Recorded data

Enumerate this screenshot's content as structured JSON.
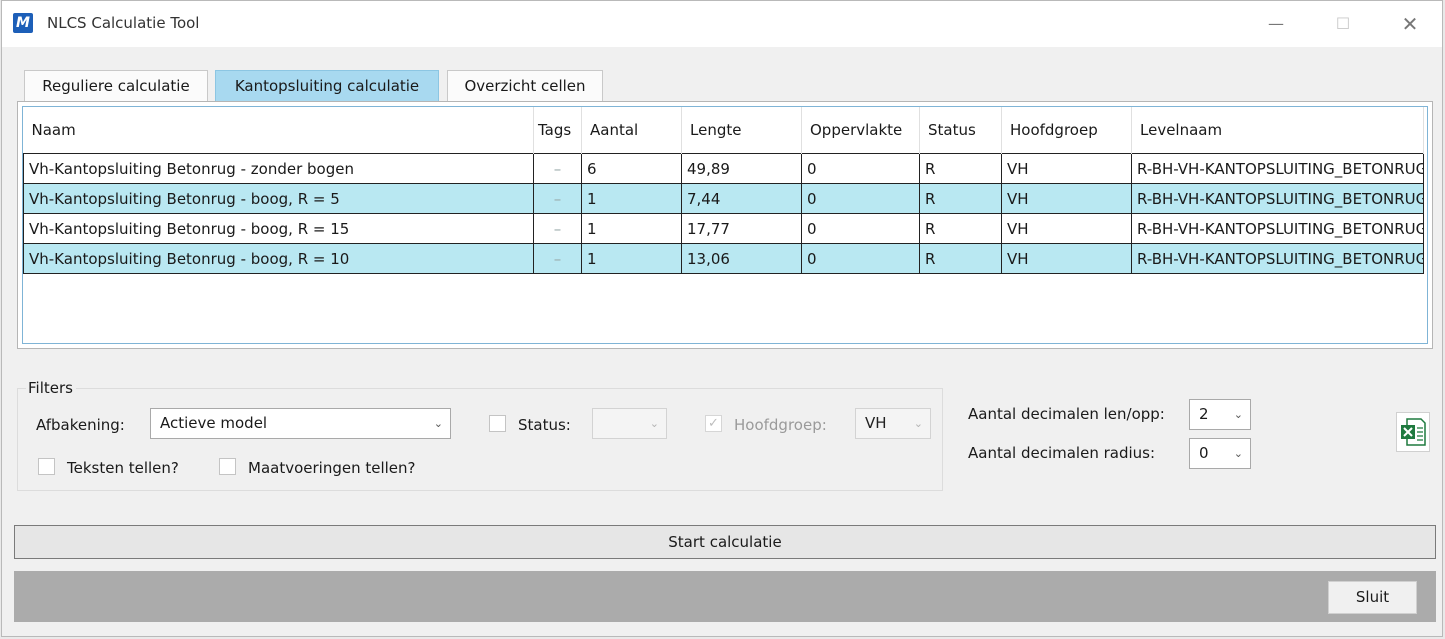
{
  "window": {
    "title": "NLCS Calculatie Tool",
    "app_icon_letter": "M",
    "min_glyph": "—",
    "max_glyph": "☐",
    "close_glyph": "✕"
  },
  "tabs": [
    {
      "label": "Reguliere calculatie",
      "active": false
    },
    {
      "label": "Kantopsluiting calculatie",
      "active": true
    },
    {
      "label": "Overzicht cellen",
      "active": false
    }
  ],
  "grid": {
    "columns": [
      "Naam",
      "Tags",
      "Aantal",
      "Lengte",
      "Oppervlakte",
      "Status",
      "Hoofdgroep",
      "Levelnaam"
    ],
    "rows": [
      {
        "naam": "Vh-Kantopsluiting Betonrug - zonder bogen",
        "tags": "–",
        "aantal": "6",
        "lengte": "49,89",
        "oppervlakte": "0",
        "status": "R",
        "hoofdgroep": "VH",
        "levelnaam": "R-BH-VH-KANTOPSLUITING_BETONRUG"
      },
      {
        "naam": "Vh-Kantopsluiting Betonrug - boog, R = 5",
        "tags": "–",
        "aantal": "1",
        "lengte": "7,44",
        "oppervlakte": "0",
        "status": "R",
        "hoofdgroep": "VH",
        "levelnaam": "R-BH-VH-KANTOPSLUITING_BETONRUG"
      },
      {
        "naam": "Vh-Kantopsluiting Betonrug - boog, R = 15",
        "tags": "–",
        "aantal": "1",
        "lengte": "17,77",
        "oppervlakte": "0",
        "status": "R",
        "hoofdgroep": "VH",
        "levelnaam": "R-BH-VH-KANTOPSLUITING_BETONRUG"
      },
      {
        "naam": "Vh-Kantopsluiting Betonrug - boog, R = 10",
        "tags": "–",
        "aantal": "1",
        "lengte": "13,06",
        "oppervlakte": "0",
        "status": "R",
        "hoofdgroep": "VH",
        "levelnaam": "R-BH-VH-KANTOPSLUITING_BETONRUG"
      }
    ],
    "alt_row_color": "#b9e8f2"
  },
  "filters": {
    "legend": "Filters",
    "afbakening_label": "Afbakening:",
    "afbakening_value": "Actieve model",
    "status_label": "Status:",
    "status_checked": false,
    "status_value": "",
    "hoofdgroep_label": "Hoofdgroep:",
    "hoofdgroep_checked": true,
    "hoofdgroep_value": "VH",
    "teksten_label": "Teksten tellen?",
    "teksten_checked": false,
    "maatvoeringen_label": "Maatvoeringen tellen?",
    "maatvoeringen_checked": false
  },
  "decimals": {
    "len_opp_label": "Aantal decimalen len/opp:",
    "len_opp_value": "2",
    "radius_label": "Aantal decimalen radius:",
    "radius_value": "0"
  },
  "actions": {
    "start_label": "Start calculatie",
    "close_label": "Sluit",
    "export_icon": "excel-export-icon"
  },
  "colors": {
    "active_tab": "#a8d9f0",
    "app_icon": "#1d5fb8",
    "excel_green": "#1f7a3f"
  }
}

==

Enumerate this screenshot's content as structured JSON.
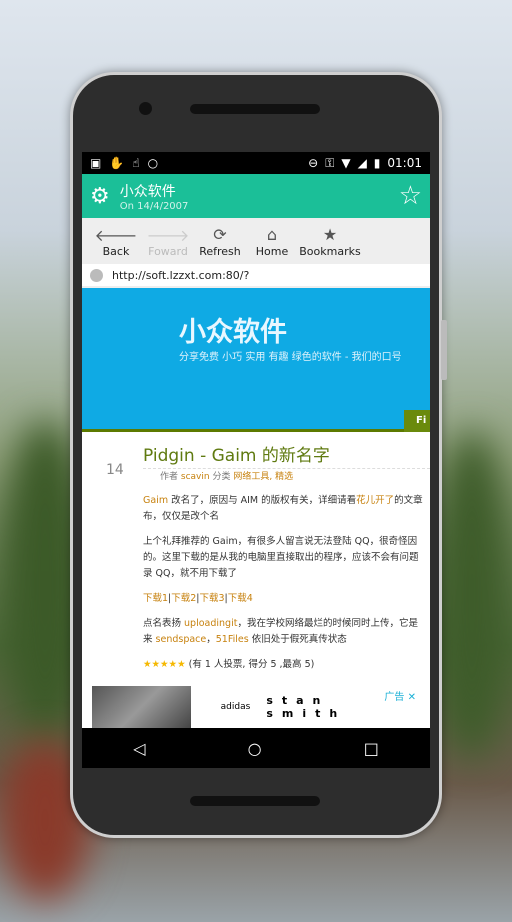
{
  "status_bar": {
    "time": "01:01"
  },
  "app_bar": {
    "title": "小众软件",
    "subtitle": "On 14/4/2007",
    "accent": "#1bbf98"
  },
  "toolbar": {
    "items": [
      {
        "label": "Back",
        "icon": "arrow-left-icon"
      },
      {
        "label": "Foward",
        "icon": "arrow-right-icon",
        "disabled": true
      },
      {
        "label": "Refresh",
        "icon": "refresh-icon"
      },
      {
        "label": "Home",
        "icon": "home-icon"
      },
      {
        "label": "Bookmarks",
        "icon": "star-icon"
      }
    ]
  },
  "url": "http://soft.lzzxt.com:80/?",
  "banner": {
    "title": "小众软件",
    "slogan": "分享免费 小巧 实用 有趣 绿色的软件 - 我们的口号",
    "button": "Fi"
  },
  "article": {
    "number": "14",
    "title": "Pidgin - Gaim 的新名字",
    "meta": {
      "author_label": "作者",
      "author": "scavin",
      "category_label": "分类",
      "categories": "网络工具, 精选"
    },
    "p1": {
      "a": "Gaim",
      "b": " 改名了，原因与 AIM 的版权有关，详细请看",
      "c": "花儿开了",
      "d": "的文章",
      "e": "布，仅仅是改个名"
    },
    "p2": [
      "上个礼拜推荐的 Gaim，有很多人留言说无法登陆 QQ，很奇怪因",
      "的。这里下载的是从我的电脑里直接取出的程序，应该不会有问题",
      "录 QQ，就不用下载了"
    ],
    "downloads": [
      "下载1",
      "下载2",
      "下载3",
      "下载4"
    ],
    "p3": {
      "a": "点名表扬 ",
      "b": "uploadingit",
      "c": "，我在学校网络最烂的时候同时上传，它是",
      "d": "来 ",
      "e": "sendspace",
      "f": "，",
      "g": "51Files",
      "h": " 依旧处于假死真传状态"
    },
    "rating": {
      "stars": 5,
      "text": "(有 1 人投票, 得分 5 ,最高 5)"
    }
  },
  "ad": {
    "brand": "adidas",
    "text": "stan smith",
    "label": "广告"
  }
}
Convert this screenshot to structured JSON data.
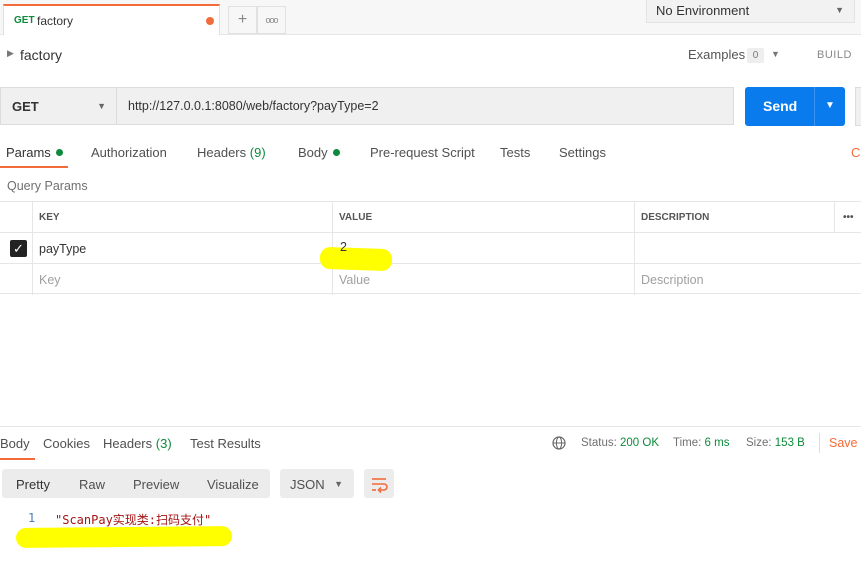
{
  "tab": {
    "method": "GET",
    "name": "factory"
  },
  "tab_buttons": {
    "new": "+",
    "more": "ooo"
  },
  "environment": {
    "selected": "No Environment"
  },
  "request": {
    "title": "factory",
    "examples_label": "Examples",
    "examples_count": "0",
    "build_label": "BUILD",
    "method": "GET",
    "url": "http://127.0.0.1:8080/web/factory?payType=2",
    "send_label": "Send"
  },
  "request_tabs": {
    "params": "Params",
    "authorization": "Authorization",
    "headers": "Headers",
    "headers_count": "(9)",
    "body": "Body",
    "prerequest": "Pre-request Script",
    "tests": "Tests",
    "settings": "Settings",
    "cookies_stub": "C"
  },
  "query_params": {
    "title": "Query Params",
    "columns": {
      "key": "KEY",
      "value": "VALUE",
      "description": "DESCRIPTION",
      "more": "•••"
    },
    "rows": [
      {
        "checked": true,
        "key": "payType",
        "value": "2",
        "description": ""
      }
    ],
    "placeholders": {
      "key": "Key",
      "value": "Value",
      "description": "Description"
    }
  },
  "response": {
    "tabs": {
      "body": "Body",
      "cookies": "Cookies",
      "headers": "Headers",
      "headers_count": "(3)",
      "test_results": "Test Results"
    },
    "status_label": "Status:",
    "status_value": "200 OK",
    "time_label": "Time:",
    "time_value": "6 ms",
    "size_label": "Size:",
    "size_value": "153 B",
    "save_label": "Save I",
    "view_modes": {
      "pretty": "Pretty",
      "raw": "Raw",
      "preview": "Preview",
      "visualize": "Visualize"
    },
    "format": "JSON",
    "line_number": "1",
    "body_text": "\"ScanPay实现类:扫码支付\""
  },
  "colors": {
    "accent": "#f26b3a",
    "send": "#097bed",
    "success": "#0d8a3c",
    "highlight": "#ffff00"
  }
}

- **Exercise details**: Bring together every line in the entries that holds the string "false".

- **Your solution**:
      "active": false
      "active": false
    "status_checked": false,
    "teksten_checked": false,
    "maatvoeringen_checked": false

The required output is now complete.